All pending administrative issues were settled at the hearing today, and then the presiding judge Orie, from Holland, declared the end of the evidentiary stage at the trial of Croatian generals Gotovina, Cermak and Markac. The trial began on 11 March 2008 and in more than two years, the court was in session on 303 working days. Out of a total of 145 witnesses, the prosecution called 81 witnesses and the defense 57 witnesses. The Trial Chamber has called seven witnesses.

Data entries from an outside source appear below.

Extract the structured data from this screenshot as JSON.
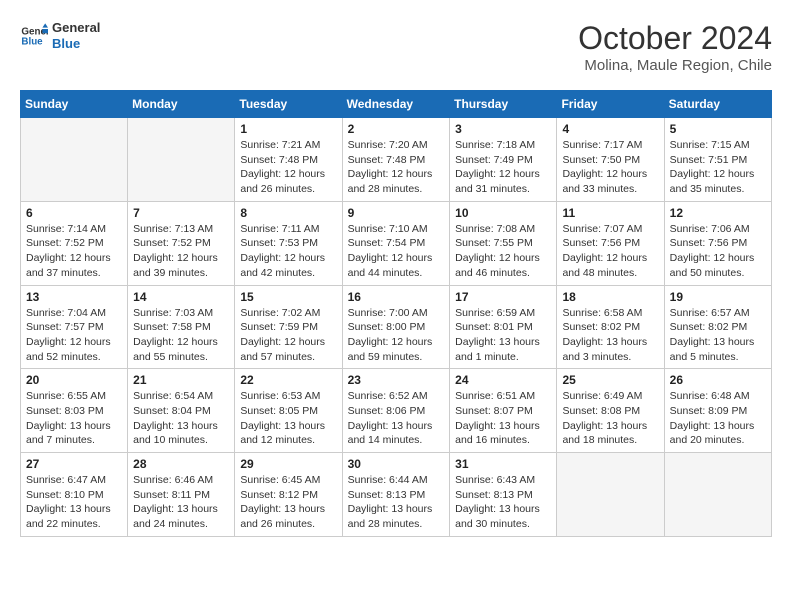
{
  "header": {
    "logo_line1": "General",
    "logo_line2": "Blue",
    "month_year": "October 2024",
    "location": "Molina, Maule Region, Chile"
  },
  "weekdays": [
    "Sunday",
    "Monday",
    "Tuesday",
    "Wednesday",
    "Thursday",
    "Friday",
    "Saturday"
  ],
  "weeks": [
    [
      {
        "day": "",
        "info": ""
      },
      {
        "day": "",
        "info": ""
      },
      {
        "day": "1",
        "info": "Sunrise: 7:21 AM\nSunset: 7:48 PM\nDaylight: 12 hours and 26 minutes."
      },
      {
        "day": "2",
        "info": "Sunrise: 7:20 AM\nSunset: 7:48 PM\nDaylight: 12 hours and 28 minutes."
      },
      {
        "day": "3",
        "info": "Sunrise: 7:18 AM\nSunset: 7:49 PM\nDaylight: 12 hours and 31 minutes."
      },
      {
        "day": "4",
        "info": "Sunrise: 7:17 AM\nSunset: 7:50 PM\nDaylight: 12 hours and 33 minutes."
      },
      {
        "day": "5",
        "info": "Sunrise: 7:15 AM\nSunset: 7:51 PM\nDaylight: 12 hours and 35 minutes."
      }
    ],
    [
      {
        "day": "6",
        "info": "Sunrise: 7:14 AM\nSunset: 7:52 PM\nDaylight: 12 hours and 37 minutes."
      },
      {
        "day": "7",
        "info": "Sunrise: 7:13 AM\nSunset: 7:52 PM\nDaylight: 12 hours and 39 minutes."
      },
      {
        "day": "8",
        "info": "Sunrise: 7:11 AM\nSunset: 7:53 PM\nDaylight: 12 hours and 42 minutes."
      },
      {
        "day": "9",
        "info": "Sunrise: 7:10 AM\nSunset: 7:54 PM\nDaylight: 12 hours and 44 minutes."
      },
      {
        "day": "10",
        "info": "Sunrise: 7:08 AM\nSunset: 7:55 PM\nDaylight: 12 hours and 46 minutes."
      },
      {
        "day": "11",
        "info": "Sunrise: 7:07 AM\nSunset: 7:56 PM\nDaylight: 12 hours and 48 minutes."
      },
      {
        "day": "12",
        "info": "Sunrise: 7:06 AM\nSunset: 7:56 PM\nDaylight: 12 hours and 50 minutes."
      }
    ],
    [
      {
        "day": "13",
        "info": "Sunrise: 7:04 AM\nSunset: 7:57 PM\nDaylight: 12 hours and 52 minutes."
      },
      {
        "day": "14",
        "info": "Sunrise: 7:03 AM\nSunset: 7:58 PM\nDaylight: 12 hours and 55 minutes."
      },
      {
        "day": "15",
        "info": "Sunrise: 7:02 AM\nSunset: 7:59 PM\nDaylight: 12 hours and 57 minutes."
      },
      {
        "day": "16",
        "info": "Sunrise: 7:00 AM\nSunset: 8:00 PM\nDaylight: 12 hours and 59 minutes."
      },
      {
        "day": "17",
        "info": "Sunrise: 6:59 AM\nSunset: 8:01 PM\nDaylight: 13 hours and 1 minute."
      },
      {
        "day": "18",
        "info": "Sunrise: 6:58 AM\nSunset: 8:02 PM\nDaylight: 13 hours and 3 minutes."
      },
      {
        "day": "19",
        "info": "Sunrise: 6:57 AM\nSunset: 8:02 PM\nDaylight: 13 hours and 5 minutes."
      }
    ],
    [
      {
        "day": "20",
        "info": "Sunrise: 6:55 AM\nSunset: 8:03 PM\nDaylight: 13 hours and 7 minutes."
      },
      {
        "day": "21",
        "info": "Sunrise: 6:54 AM\nSunset: 8:04 PM\nDaylight: 13 hours and 10 minutes."
      },
      {
        "day": "22",
        "info": "Sunrise: 6:53 AM\nSunset: 8:05 PM\nDaylight: 13 hours and 12 minutes."
      },
      {
        "day": "23",
        "info": "Sunrise: 6:52 AM\nSunset: 8:06 PM\nDaylight: 13 hours and 14 minutes."
      },
      {
        "day": "24",
        "info": "Sunrise: 6:51 AM\nSunset: 8:07 PM\nDaylight: 13 hours and 16 minutes."
      },
      {
        "day": "25",
        "info": "Sunrise: 6:49 AM\nSunset: 8:08 PM\nDaylight: 13 hours and 18 minutes."
      },
      {
        "day": "26",
        "info": "Sunrise: 6:48 AM\nSunset: 8:09 PM\nDaylight: 13 hours and 20 minutes."
      }
    ],
    [
      {
        "day": "27",
        "info": "Sunrise: 6:47 AM\nSunset: 8:10 PM\nDaylight: 13 hours and 22 minutes."
      },
      {
        "day": "28",
        "info": "Sunrise: 6:46 AM\nSunset: 8:11 PM\nDaylight: 13 hours and 24 minutes."
      },
      {
        "day": "29",
        "info": "Sunrise: 6:45 AM\nSunset: 8:12 PM\nDaylight: 13 hours and 26 minutes."
      },
      {
        "day": "30",
        "info": "Sunrise: 6:44 AM\nSunset: 8:13 PM\nDaylight: 13 hours and 28 minutes."
      },
      {
        "day": "31",
        "info": "Sunrise: 6:43 AM\nSunset: 8:13 PM\nDaylight: 13 hours and 30 minutes."
      },
      {
        "day": "",
        "info": ""
      },
      {
        "day": "",
        "info": ""
      }
    ]
  ]
}
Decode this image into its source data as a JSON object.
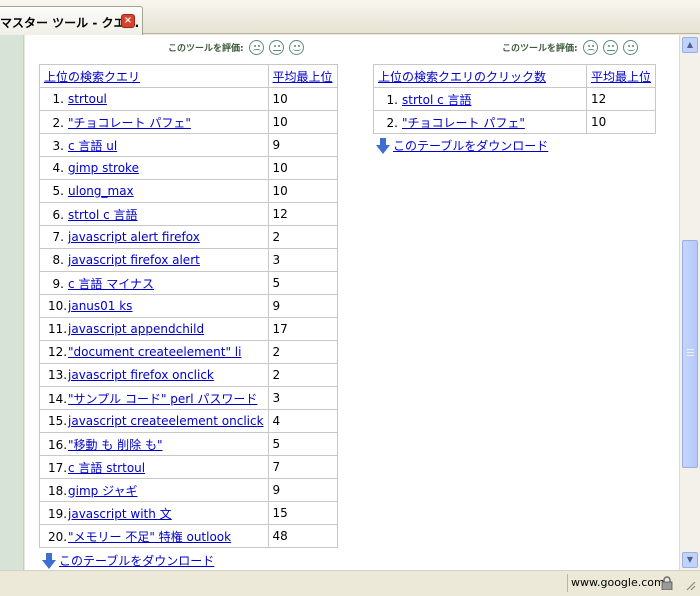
{
  "tab": {
    "title": "マスター ツール - クエ..."
  },
  "rating": {
    "label": "このツールを評価:"
  },
  "left_table": {
    "col_query": "上位の検索クエリ",
    "col_pos": "平均最上位",
    "rows": [
      {
        "idx": "1.",
        "query": "strtoul",
        "pos": "10"
      },
      {
        "idx": "2.",
        "query": "\"チョコレート パフェ\"",
        "pos": "10"
      },
      {
        "idx": "3.",
        "query": "c 言語 ul",
        "pos": "9"
      },
      {
        "idx": "4.",
        "query": "gimp stroke",
        "pos": "10"
      },
      {
        "idx": "5.",
        "query": "ulong_max",
        "pos": "10"
      },
      {
        "idx": "6.",
        "query": "strtol c 言語",
        "pos": "12"
      },
      {
        "idx": "7.",
        "query": "javascript alert firefox",
        "pos": "2"
      },
      {
        "idx": "8.",
        "query": "javascript firefox alert",
        "pos": "3"
      },
      {
        "idx": "9.",
        "query": "c 言語 マイナス",
        "pos": "5"
      },
      {
        "idx": "10.",
        "query": "janus01 ks",
        "pos": "9"
      },
      {
        "idx": "11.",
        "query": "javascript appendchild",
        "pos": "17"
      },
      {
        "idx": "12.",
        "query": "\"document createelement\" li",
        "pos": "2"
      },
      {
        "idx": "13.",
        "query": "javascript firefox onclick",
        "pos": "2"
      },
      {
        "idx": "14.",
        "query": "\"サンプル コード\" perl パスワード",
        "pos": "3"
      },
      {
        "idx": "15.",
        "query": "javascript createelement onclick",
        "pos": "4"
      },
      {
        "idx": "16.",
        "query": "\"移動 も 削除 も\"",
        "pos": "5"
      },
      {
        "idx": "17.",
        "query": "c 言語 strtoul",
        "pos": "7"
      },
      {
        "idx": "18.",
        "query": "gimp ジャギ",
        "pos": "9"
      },
      {
        "idx": "19.",
        "query": "javascript with 文",
        "pos": "15"
      },
      {
        "idx": "20.",
        "query": "\"メモリー 不足\" 特権 outlook",
        "pos": "48"
      }
    ],
    "download": "このテーブルをダウンロード"
  },
  "right_table": {
    "col_query": "上位の検索クエリのクリック数",
    "col_pos": "平均最上位",
    "rows": [
      {
        "idx": "1.",
        "query": "strtol c 言語",
        "pos": "12"
      },
      {
        "idx": "2.",
        "query": "\"チョコレート パフェ\"",
        "pos": "10"
      }
    ],
    "download": "このテーブルをダウンロード"
  },
  "status": {
    "host": "www.google.com"
  },
  "colors": {
    "link": "#0000cc",
    "sidebar": "#d6e3d6",
    "close": "#d9412b"
  }
}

The presiding judge noted today that ‘it would not be surprising’ if either side asked leave to re-open their case after the Trial Chamber and the Appeals Chamber have ruled on pending motions. The decisions are expected in the weeks to come, and among them is the decision on Gotovina’s appeal against the decision rejecting his motion to order the EU to carry out further investigations in their archives to locate the logbook of the European monitors’ regional center in Knin.

If there are no motions to call new evidence, the sides should submit their final briefs by early July 2010. In the week beginning 23 August 2010, the prosecution and the defense would deliver their closing arguments. General Cermak’s defense has asked for both deadlines to be put forward a bit. The Trial Chamber will schedule the exact dates soon.

Generals Ante Gotovina, Ivan Cermak and Mladen Markac are charged with participation in the joint criminal enterprise to permanently eliminate Serb civilians from the liberated territory in Krajina in the summer of 1995. The indictment alleges that the objective was implemented ‘by force, intimidation, persecution, forcible transfer, deportation, looting and destruction of property’ of Serb civilians; it could be assumed that the murders and inhumane and cruel treatment were ‘a possible consequence of the implementation of the objective of the joint criminal enterprise’, headed by Croatian president Franjo Tudjman.